    Terrorism and boatloads of desperate migrants will be the outcome of the Saudi air campaign, says Patrick Cockburn
    Marginal Streets project aims to document voters in the run-up to the General Election

    Marginal Streets project documents voters

    Independent photographers Joseph Fox and Orlando Gili are uploading two portraits of constituents to their website for each day of the campaign
    Game of Thrones: Visit the real-life kingdom of Westeros to see where violent history ends and telly tourism begins

    The real-life kingdom of Westeros

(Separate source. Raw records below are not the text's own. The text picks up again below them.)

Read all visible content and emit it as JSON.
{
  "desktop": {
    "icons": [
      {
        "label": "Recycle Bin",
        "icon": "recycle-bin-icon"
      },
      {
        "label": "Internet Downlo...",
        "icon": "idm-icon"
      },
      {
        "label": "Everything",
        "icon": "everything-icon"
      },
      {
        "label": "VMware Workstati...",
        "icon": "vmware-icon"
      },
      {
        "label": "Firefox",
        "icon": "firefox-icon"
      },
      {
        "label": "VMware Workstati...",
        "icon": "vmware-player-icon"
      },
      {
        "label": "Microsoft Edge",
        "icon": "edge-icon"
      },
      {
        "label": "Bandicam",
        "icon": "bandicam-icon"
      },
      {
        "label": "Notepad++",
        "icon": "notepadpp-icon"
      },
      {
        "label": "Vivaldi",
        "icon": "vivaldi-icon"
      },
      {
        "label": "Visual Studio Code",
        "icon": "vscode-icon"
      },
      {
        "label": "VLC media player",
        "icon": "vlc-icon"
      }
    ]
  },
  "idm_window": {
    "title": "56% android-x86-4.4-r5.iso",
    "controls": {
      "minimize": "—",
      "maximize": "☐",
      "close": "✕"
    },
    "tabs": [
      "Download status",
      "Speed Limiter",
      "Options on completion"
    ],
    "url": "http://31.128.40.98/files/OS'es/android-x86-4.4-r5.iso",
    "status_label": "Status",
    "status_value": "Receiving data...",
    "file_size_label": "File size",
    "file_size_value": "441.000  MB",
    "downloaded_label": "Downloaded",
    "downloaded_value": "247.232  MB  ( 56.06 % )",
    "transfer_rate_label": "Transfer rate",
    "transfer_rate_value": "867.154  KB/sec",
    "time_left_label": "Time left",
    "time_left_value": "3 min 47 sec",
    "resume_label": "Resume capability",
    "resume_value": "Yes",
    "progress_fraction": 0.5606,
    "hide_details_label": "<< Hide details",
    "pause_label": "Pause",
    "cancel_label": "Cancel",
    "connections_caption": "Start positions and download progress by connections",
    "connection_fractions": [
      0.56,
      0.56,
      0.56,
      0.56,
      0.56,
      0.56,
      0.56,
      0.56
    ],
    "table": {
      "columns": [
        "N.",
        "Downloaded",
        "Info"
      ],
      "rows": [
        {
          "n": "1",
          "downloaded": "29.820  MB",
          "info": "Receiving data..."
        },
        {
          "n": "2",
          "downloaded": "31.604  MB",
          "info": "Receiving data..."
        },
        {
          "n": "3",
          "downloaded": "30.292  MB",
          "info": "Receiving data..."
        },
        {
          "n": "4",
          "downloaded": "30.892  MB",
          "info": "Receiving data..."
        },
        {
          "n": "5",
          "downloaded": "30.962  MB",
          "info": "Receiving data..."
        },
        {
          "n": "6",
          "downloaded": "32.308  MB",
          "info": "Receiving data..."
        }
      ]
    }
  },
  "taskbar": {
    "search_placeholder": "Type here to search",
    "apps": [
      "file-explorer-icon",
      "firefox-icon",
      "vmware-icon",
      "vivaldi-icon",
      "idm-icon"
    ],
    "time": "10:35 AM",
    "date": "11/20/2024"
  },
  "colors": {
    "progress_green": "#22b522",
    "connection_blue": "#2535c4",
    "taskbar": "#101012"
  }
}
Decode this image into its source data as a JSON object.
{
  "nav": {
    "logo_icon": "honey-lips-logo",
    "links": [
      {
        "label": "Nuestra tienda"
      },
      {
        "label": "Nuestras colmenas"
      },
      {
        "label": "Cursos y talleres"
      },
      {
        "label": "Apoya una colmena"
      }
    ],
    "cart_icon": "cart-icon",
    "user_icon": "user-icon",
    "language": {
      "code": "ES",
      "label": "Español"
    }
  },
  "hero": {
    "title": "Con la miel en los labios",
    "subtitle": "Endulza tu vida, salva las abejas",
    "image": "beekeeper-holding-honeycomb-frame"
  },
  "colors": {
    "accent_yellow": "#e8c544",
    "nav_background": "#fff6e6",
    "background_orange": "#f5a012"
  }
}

    Is there something a little uncomfortable about Game of Thrones shooting in Northern Ireland?
    How to survive a social-media mauling, by the tough women of Twitter

    How to survive a Twitter mauling

    Mary Beard, Caroline Criado-Perez, Louise Mensch, Bunny La Roche and Courtney Barrasford reveal how to trounce the trolls
    Gallipoli centenary: At dawn, the young remember the young who perished in one of the First World War's bloodiest battles

    At dawn, the young remember the young

    A century ago, soldiers of the Empire – many no more than boys – spilt on to Gallipoli’s beaches. On this 100th Anzac Day, there are personal, poetic tributes to their sacrifice
    Dissent is slowly building against the billions spent on presidential campaigns – even among politicians themselves

    Follow the money as never before

    Dissent is slowly building against the billions spent on presidential campaigns – even among politicians themselves, reports Rupert Cornwell
    Samuel West interview: The actor and director on austerity, unionisation, and not mentioning his famous parents

    Samuel West interview

    The actor and director on austerity, unionisation, and not mentioning his famous parents
    General Election 2015: Imagine if the leading political parties were fashion labels

    Imagine if the leading political parties were fashion labels

    Fashion editor, Alexander Fury, on what the leaders' appearances tell us about them
    Phumzile Mlambo-Ngcuka: Home can be the unsafest place for women

    Phumzile Mlambo-Ngcuka: Home can be the unsafest place for women

    The architect of the HeForShe movement and head of UN Women on the world's failure to combat domestic violence
    Public relations as 'art'? Surely not

    Confessions of a former PR man

    The 'art' of public relations is being celebrated by the V&A museum, triggering some happy memories for DJ Taylor
    Bill Granger recipes: Our chef succumbs to his sugar cravings with super-luxurious sweet treats

    Bill Granger's luxurious sweet treats

    Our chef loves to stop for 30 minutes to catch up on the day's gossip, while nibbling on something sweet
    London Marathon 2015: Paula Radcliffe and the mother of all goodbyes

    The mother of all goodbyes

    Paula Radcliffe's farewell to the London Marathon will be a family affair
    Everton vs Manchester United: Steven Naismith demands 'better' if Toffees are to upset the odds against United

    Steven Naismith: 'We know we must do better'

    The Everton forward explains the reasons behind club's decline this season
    Arsenal vs Chelsea: Praise to Arsene Wenger for having the courage of his convictions

    Michael Calvin's Last Word

    Praise to Wenger for having the courage of his convictions